To some, it would seem as if Nigeria is teetering at the edge of a deep abyss, ready to tilt over on the least application of force. To others we are at the early stages of low intensity chaos given that these violent phenomena which are threats to our security started in the Northern states and have progressively moved South, we must develop a comprehensive strategy for dealing with it. It can no longer be regarded as a Northern, a Southern, an Eastern or even as a Western problem. It is a Nigerian problem. We must tackle it as a national problem which we must deal with from its epicenter in the North. So how do we approach the challenge?
In the development of a viable strategy we must have certain basic conditions fulfilled. The first is that there must be trust and confidence in the leadership which is the foundation for credibility. In these regards, certain statements made in the past by Mr. President in relation to the fight against Boko Haram when he advised the former President Jonathan that fighting the Boko Haram was tantamount to fighting against the North come to mind.
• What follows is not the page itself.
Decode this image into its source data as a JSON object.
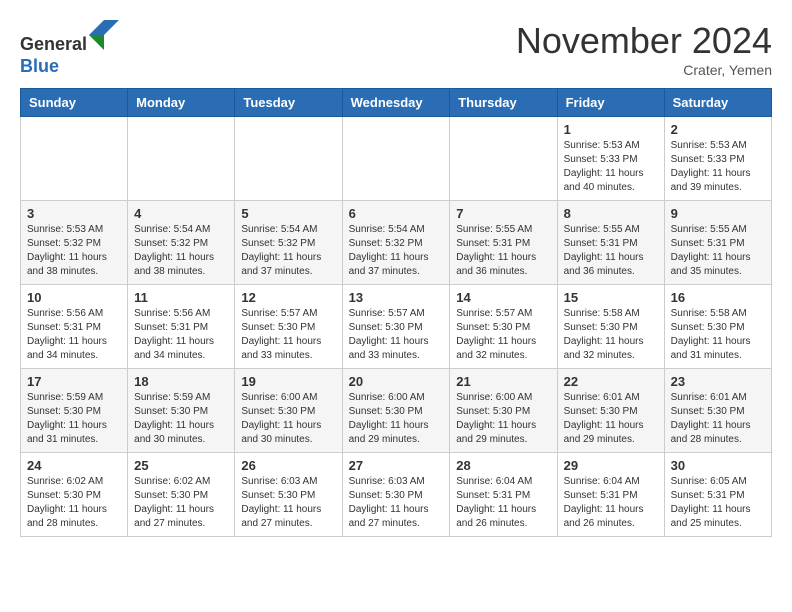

Again as leader of a Miyetti Allah delegation to a former Governor of Oyo State Lam Adesina he had queried the latter why he was fighting his people (the MiyettiAllah) by trying to organize how the herders should operate in order to avoid creating problems for other citizens.
These doubts in the mind of the people have been reinforced by his determination to build a modern railway to northern Niger with international loans borrowed on behalf of Nigeria which will be repaid by Nigeria. In addition it is alleged that he plans to build refineries in Katsinaclose to the Niger border which should refine crude oil from the oil fields of the Republic of Niger.
The Eastern Railways are still in a decrepit state in the poor state the colonialists left them as narrow gauge when they departed. The plan currently is not to modernize them with the standard guage but to refurbish them as the narrow gauge. Our refineries have been non-operational in the last five years but we are to build a new one for Niger. Consequently the question has been raised: which is the priority for our President, solving Nigeria’s social and economic problems or tackling the economic problems and underdevelopment of Niger?
CONTINUES NEXT WEEK